__TASK TO CARRY OUT__
In the records that come next, find every line with "命令的值". Return those lines.

━━━ PROVIDED MATERIAL

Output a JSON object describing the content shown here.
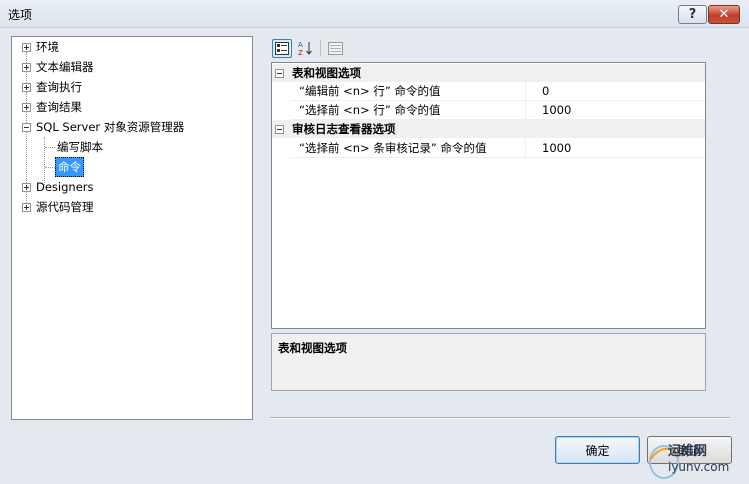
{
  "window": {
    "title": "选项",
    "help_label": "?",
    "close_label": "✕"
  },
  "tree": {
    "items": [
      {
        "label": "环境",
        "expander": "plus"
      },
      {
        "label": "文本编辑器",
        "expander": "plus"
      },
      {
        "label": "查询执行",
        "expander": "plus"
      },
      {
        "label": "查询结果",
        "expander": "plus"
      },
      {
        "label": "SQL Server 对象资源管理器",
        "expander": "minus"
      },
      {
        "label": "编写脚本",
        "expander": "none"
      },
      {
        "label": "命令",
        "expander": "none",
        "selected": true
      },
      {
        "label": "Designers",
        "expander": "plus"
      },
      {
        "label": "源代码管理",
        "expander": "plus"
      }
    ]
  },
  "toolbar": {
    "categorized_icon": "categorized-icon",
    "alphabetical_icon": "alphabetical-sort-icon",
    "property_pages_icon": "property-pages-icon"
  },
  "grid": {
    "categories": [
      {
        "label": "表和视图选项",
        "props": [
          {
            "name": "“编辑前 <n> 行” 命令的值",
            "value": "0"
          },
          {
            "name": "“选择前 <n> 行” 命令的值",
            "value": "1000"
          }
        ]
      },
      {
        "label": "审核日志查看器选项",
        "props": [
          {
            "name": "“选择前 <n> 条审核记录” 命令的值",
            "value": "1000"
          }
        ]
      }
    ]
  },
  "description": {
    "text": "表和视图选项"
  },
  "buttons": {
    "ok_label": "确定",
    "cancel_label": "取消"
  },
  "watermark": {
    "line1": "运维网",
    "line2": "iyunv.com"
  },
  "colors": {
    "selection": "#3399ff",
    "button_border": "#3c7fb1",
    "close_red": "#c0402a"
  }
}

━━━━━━

__RESPONSE AREA__
            "name": "“编辑前 <n> 行” 命令的值",
            "name": "“选择前 <n> 行” 命令的值",
            "name": "“选择前 <n> 条审核记录” 命令的值",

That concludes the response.